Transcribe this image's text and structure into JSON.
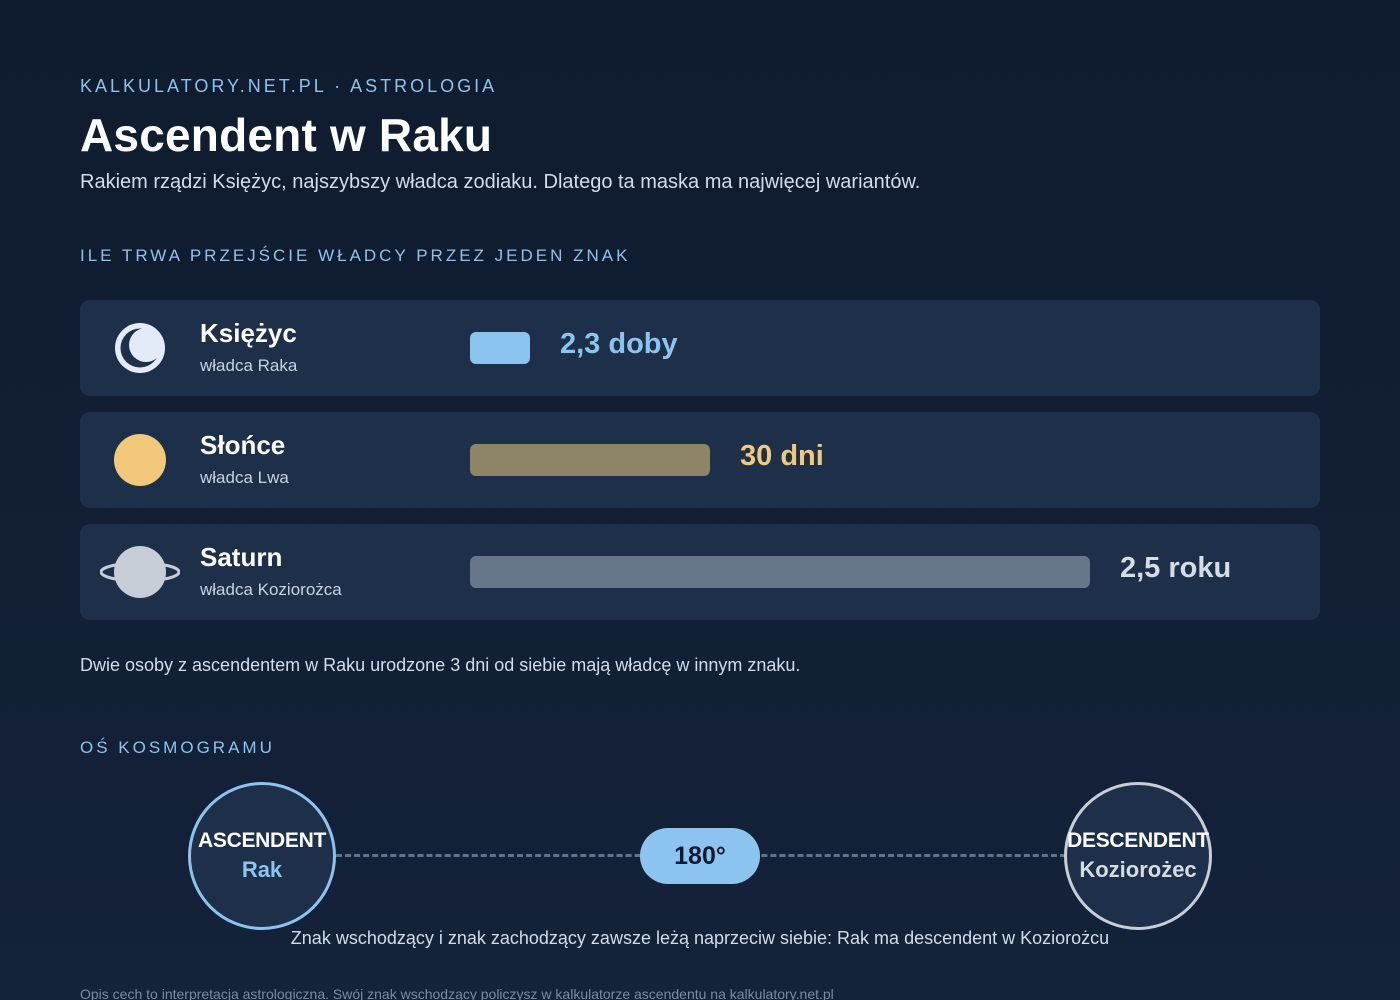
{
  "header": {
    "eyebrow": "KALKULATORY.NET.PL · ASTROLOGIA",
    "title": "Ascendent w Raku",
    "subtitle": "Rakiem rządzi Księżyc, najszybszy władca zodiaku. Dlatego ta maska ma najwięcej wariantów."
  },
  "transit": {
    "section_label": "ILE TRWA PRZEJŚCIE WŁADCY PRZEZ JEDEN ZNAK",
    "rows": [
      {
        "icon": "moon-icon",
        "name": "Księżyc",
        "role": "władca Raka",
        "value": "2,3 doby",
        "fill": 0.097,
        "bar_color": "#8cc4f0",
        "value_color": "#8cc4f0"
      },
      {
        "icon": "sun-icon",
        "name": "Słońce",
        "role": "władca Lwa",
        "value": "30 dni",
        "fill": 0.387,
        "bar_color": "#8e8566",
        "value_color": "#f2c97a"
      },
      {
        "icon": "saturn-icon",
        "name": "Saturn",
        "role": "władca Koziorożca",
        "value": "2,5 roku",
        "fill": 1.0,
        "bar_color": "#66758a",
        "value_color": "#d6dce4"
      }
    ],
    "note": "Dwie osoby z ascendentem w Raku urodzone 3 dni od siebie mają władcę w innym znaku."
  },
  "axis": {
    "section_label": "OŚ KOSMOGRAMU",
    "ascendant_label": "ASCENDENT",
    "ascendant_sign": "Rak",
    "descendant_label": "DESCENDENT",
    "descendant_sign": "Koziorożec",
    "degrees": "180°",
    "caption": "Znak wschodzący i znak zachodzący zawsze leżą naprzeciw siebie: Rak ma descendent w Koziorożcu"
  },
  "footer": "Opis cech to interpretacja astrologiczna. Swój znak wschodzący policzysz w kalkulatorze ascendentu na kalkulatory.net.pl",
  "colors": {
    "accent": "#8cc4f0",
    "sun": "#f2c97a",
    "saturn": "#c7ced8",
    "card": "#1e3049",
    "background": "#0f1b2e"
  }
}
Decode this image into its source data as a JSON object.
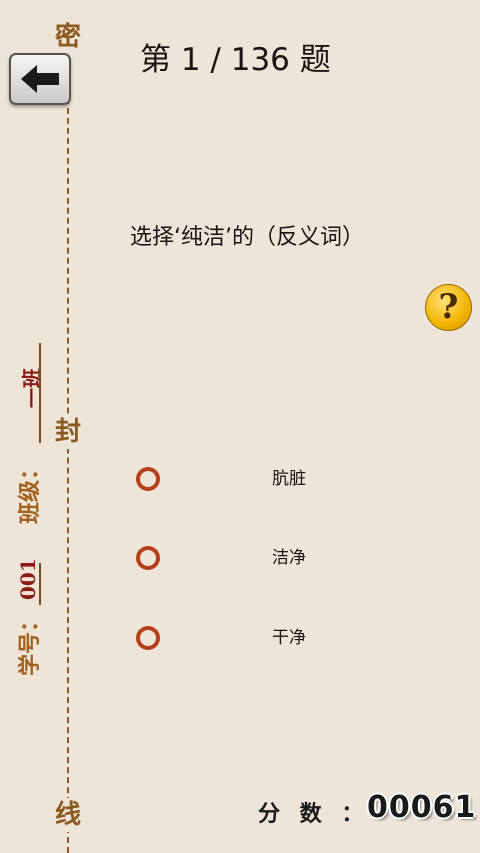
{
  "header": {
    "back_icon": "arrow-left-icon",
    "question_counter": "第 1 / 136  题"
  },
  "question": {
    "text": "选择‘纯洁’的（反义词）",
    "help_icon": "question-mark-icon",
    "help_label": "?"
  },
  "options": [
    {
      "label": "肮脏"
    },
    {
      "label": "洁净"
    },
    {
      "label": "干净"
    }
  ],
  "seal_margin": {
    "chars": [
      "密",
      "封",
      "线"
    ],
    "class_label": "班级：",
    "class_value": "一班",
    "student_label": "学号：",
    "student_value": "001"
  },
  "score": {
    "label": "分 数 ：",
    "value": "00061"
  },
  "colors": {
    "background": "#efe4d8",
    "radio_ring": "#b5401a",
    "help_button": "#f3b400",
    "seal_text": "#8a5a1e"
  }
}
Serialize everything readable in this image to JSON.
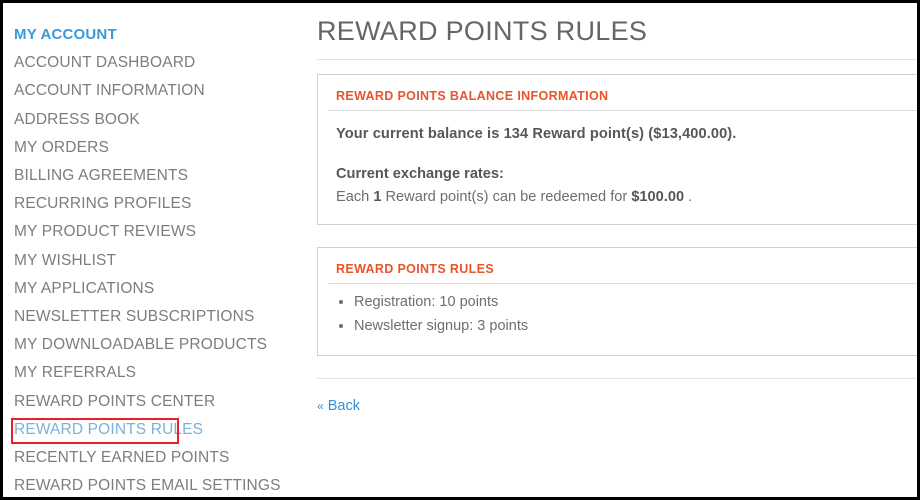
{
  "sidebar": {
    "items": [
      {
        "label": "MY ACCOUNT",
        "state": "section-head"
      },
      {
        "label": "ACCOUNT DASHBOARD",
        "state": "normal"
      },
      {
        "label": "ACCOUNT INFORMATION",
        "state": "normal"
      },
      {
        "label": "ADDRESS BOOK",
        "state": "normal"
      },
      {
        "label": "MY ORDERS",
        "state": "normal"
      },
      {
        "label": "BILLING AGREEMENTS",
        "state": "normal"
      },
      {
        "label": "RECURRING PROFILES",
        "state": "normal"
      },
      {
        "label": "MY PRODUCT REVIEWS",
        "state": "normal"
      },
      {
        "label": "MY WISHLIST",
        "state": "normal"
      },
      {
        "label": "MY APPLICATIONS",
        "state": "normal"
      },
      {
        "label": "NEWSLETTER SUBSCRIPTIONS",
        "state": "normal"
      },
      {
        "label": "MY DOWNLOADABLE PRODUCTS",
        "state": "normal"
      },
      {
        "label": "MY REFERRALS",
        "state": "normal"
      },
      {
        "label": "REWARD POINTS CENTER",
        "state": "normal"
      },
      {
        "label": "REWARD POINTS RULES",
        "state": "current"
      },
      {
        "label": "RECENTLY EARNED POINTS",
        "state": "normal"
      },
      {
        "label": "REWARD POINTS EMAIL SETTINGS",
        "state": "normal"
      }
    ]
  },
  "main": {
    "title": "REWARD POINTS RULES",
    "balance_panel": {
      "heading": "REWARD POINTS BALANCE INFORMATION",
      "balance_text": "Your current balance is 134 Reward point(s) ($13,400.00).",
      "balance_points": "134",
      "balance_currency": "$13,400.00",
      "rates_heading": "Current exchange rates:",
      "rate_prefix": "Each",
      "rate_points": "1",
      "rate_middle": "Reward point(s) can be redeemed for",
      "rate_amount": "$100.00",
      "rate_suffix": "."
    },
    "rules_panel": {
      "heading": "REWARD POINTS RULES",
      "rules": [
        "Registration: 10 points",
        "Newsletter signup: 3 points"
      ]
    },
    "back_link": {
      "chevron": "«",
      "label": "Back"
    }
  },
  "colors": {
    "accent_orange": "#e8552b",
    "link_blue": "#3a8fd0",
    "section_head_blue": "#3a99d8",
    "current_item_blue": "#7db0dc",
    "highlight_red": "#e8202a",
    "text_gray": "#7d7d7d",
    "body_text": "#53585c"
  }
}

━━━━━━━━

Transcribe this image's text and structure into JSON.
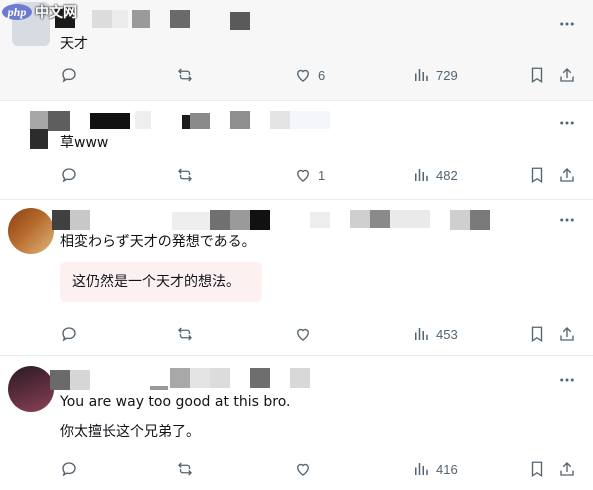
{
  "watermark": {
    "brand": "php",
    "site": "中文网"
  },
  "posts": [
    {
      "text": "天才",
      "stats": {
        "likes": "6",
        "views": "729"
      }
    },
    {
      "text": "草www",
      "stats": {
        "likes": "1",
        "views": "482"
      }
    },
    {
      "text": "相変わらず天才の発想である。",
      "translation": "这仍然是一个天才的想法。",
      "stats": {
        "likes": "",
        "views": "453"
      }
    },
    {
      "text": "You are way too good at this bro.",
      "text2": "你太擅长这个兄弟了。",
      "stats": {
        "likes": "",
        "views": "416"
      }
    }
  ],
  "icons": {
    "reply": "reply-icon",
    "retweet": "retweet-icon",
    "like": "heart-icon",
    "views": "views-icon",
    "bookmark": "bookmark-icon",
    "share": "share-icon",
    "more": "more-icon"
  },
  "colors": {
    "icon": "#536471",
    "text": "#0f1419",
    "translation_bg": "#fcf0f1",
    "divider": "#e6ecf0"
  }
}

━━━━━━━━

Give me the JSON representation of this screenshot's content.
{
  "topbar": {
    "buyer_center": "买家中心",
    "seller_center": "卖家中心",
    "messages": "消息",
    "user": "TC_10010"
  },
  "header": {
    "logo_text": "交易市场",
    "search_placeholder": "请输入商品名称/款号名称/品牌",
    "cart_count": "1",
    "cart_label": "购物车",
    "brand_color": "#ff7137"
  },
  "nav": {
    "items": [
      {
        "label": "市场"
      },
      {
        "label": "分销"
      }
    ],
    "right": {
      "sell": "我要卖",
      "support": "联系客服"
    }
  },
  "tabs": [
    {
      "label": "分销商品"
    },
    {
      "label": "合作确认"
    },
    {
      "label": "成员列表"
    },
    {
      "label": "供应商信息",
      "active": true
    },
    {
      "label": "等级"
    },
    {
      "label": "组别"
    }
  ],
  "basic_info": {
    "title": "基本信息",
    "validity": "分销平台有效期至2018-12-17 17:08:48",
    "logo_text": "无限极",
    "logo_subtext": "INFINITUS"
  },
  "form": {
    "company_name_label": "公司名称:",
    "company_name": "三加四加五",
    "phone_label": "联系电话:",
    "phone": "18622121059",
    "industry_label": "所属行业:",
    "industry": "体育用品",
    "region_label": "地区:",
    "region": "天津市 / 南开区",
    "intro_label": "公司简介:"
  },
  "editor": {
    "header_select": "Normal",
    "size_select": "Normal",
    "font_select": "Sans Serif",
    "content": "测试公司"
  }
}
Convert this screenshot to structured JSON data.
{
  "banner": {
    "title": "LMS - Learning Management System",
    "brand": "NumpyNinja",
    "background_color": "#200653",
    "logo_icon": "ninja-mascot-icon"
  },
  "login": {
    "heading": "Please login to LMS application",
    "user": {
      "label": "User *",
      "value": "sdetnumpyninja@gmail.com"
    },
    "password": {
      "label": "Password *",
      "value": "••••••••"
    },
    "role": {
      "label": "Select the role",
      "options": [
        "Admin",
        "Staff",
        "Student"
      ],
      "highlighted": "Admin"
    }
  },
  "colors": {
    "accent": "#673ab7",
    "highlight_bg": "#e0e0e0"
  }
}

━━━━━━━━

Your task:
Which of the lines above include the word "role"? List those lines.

Exercise output:
        "role": "władca Raka",
        "role": "władca Lwa",
        "role": "władca Koziorożca",
    "role": {
      "label": "Select the role",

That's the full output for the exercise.